WHAT YOU ARE ASKED TO DO
Word for word, retype every entry in the listing.

---

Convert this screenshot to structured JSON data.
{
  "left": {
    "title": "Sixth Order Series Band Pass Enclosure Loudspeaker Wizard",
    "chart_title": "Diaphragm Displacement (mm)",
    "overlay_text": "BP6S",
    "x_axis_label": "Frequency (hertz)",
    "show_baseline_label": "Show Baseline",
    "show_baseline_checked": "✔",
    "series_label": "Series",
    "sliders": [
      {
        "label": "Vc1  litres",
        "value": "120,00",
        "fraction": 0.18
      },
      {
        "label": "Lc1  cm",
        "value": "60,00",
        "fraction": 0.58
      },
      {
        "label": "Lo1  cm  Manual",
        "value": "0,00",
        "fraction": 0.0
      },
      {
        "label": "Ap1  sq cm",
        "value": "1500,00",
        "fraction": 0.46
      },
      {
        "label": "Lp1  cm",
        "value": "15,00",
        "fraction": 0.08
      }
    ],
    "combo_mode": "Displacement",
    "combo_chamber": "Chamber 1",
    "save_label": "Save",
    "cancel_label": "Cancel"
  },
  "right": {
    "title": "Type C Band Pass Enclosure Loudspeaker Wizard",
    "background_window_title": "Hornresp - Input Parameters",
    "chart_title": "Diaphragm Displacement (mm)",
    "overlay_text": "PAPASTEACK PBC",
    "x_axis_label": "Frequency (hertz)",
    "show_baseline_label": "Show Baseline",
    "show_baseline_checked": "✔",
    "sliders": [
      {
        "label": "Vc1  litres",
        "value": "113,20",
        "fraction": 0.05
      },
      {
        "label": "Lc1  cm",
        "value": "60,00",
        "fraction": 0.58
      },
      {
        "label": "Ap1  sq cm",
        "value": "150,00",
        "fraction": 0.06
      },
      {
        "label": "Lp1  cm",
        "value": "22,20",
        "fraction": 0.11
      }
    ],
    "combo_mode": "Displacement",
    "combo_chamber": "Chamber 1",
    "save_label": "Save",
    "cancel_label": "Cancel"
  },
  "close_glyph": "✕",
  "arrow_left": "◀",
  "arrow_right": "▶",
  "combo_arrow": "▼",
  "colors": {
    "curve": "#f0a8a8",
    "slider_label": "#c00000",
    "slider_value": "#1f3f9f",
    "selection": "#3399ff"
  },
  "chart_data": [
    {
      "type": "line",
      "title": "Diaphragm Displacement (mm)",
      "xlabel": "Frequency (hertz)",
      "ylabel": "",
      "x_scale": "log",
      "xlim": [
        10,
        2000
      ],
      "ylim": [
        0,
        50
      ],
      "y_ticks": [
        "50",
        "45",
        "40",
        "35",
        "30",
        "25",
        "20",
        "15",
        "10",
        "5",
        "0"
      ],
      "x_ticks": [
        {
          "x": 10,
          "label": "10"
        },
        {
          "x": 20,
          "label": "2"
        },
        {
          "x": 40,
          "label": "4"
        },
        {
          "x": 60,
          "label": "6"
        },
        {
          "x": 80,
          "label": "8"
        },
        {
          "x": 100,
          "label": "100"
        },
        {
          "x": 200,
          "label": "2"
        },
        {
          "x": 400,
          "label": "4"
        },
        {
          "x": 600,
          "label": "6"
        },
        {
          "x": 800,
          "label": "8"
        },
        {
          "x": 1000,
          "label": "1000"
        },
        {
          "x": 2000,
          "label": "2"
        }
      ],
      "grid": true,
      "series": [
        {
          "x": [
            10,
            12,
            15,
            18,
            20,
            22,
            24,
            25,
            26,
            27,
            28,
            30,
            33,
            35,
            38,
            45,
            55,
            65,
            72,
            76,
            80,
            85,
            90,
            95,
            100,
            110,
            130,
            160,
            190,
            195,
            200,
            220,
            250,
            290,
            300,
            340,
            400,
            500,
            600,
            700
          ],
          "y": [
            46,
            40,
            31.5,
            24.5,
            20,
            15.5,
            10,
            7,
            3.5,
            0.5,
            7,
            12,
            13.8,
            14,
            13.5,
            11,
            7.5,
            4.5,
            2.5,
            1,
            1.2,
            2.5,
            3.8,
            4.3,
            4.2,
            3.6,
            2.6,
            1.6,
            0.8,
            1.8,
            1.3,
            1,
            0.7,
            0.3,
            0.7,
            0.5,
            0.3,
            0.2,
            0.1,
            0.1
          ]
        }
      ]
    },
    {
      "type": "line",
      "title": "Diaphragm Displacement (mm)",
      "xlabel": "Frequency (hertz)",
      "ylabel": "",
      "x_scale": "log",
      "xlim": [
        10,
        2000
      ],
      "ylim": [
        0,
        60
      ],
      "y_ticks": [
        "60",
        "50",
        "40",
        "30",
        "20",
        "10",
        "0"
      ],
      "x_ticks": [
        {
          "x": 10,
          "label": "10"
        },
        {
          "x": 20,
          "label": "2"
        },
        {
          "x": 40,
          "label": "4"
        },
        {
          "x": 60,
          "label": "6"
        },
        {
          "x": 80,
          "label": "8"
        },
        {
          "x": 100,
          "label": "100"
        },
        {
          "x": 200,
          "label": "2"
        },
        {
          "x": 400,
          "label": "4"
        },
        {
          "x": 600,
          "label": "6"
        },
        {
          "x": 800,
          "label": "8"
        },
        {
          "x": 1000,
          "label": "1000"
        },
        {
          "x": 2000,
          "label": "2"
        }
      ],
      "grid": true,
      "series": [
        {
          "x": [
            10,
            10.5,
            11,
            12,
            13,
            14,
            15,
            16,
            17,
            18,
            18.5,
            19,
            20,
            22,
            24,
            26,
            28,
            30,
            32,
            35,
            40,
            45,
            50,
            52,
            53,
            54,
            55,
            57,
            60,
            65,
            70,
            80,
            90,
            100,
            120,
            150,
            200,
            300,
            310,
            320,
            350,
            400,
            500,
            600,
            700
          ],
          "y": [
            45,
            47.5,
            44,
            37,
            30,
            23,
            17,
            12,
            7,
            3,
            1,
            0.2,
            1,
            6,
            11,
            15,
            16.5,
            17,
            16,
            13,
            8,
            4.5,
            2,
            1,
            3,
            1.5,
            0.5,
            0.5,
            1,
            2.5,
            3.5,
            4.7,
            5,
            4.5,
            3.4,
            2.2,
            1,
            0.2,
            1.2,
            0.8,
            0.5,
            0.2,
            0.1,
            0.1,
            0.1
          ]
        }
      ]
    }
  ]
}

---

RESULT OF THE TASK
Convert this screenshot to structured JSON data.
{
  "left": {
    "title": "Sixth Order Series Band Pass Enclosure Loudspeaker Wizard",
    "chart_title": "Diaphragm Displacement (mm)",
    "overlay_text": "BP6S",
    "x_axis_label": "Frequency (hertz)",
    "show_baseline_label": "Show Baseline",
    "show_baseline_checked": "✔",
    "series_label": "Series",
    "sliders": [
      {
        "label": "Vc1  litres",
        "value": "120,00",
        "fraction": 0.18
      },
      {
        "label": "Lc1  cm",
        "value": "60,00",
        "fraction": 0.58
      },
      {
        "label": "Lo1  cm  Manual",
        "value": "0,00",
        "fraction": 0.0
      },
      {
        "label": "Ap1  sq cm",
        "value": "1500,00",
        "fraction": 0.46
      },
      {
        "label": "Lp1  cm",
        "value": "15,00",
        "fraction": 0.08
      }
    ],
    "combo_mode": "Displacement",
    "combo_chamber": "Chamber 1",
    "save_label": "Save",
    "cancel_label": "Cancel"
  },
  "right": {
    "title": "Type C Band Pass Enclosure Loudspeaker Wizard",
    "background_window_title": "Hornresp - Input Parameters",
    "chart_title": "Diaphragm Displacement (mm)",
    "overlay_text": "PAPASTEACK PBC",
    "x_axis_label": "Frequency (hertz)",
    "show_baseline_label": "Show Baseline",
    "show_baseline_checked": "✔",
    "sliders": [
      {
        "label": "Vc1  litres",
        "value": "113,20",
        "fraction": 0.05
      },
      {
        "label": "Lc1  cm",
        "value": "60,00",
        "fraction": 0.58
      },
      {
        "label": "Ap1  sq cm",
        "value": "150,00",
        "fraction": 0.06
      },
      {
        "label": "Lp1  cm",
        "value": "22,20",
        "fraction": 0.11
      }
    ],
    "combo_mode": "Displacement",
    "combo_chamber": "Chamber 1",
    "save_label": "Save",
    "cancel_label": "Cancel"
  },
  "close_glyph": "✕",
  "arrow_left": "◀",
  "arrow_right": "▶",
  "combo_arrow": "▼",
  "colors": {
    "curve": "#f0a8a8",
    "slider_label": "#c00000",
    "slider_value": "#1f3f9f",
    "selection": "#3399ff"
  },
  "chart_data": [
    {
      "type": "line",
      "title": "Diaphragm Displacement (mm)",
      "xlabel": "Frequency (hertz)",
      "ylabel": "",
      "x_scale": "log",
      "xlim": [
        10,
        2000
      ],
      "ylim": [
        0,
        50
      ],
      "y_ticks": [
        "50",
        "45",
        "40",
        "35",
        "30",
        "25",
        "20",
        "15",
        "10",
        "5",
        "0"
      ],
      "x_ticks": [
        {
          "x": 10,
          "label": "10"
        },
        {
          "x": 20,
          "label": "2"
        },
        {
          "x": 40,
          "label": "4"
        },
        {
          "x": 60,
          "label": "6"
        },
        {
          "x": 80,
          "label": "8"
        },
        {
          "x": 100,
          "label": "100"
        },
        {
          "x": 200,
          "label": "2"
        },
        {
          "x": 400,
          "label": "4"
        },
        {
          "x": 600,
          "label": "6"
        },
        {
          "x": 800,
          "label": "8"
        },
        {
          "x": 1000,
          "label": "1000"
        },
        {
          "x": 2000,
          "label": "2"
        }
      ],
      "grid": true,
      "series": [
        {
          "x": [
            10,
            12,
            15,
            18,
            20,
            22,
            24,
            25,
            26,
            27,
            28,
            30,
            33,
            35,
            38,
            45,
            55,
            65,
            72,
            76,
            80,
            85,
            90,
            95,
            100,
            110,
            130,
            160,
            190,
            195,
            200,
            220,
            250,
            290,
            300,
            340,
            400,
            500,
            600,
            700
          ],
          "y": [
            46,
            40,
            31.5,
            24.5,
            20,
            15.5,
            10,
            7,
            3.5,
            0.5,
            7,
            12,
            13.8,
            14,
            13.5,
            11,
            7.5,
            4.5,
            2.5,
            1,
            1.2,
            2.5,
            3.8,
            4.3,
            4.2,
            3.6,
            2.6,
            1.6,
            0.8,
            1.8,
            1.3,
            1,
            0.7,
            0.3,
            0.7,
            0.5,
            0.3,
            0.2,
            0.1,
            0.1
          ]
        }
      ]
    },
    {
      "type": "line",
      "title": "Diaphragm Displacement (mm)",
      "xlabel": "Frequency (hertz)",
      "ylabel": "",
      "x_scale": "log",
      "xlim": [
        10,
        2000
      ],
      "ylim": [
        0,
        60
      ],
      "y_ticks": [
        "60",
        "50",
        "40",
        "30",
        "20",
        "10",
        "0"
      ],
      "x_ticks": [
        {
          "x": 10,
          "label": "10"
        },
        {
          "x": 20,
          "label": "2"
        },
        {
          "x": 40,
          "label": "4"
        },
        {
          "x": 60,
          "label": "6"
        },
        {
          "x": 80,
          "label": "8"
        },
        {
          "x": 100,
          "label": "100"
        },
        {
          "x": 200,
          "label": "2"
        },
        {
          "x": 400,
          "label": "4"
        },
        {
          "x": 600,
          "label": "6"
        },
        {
          "x": 800,
          "label": "8"
        },
        {
          "x": 1000,
          "label": "1000"
        },
        {
          "x": 2000,
          "label": "2"
        }
      ],
      "grid": true,
      "series": [
        {
          "x": [
            10,
            10.5,
            11,
            12,
            13,
            14,
            15,
            16,
            17,
            18,
            18.5,
            19,
            20,
            22,
            24,
            26,
            28,
            30,
            32,
            35,
            40,
            45,
            50,
            52,
            53,
            54,
            55,
            57,
            60,
            65,
            70,
            80,
            90,
            100,
            120,
            150,
            200,
            300,
            310,
            320,
            350,
            400,
            500,
            600,
            700
          ],
          "y": [
            45,
            47.5,
            44,
            37,
            30,
            23,
            17,
            12,
            7,
            3,
            1,
            0.2,
            1,
            6,
            11,
            15,
            16.5,
            17,
            16,
            13,
            8,
            4.5,
            2,
            1,
            3,
            1.5,
            0.5,
            0.5,
            1,
            2.5,
            3.5,
            4.7,
            5,
            4.5,
            3.4,
            2.2,
            1,
            0.2,
            1.2,
            0.8,
            0.5,
            0.2,
            0.1,
            0.1,
            0.1
          ]
        }
      ]
    }
  ]
}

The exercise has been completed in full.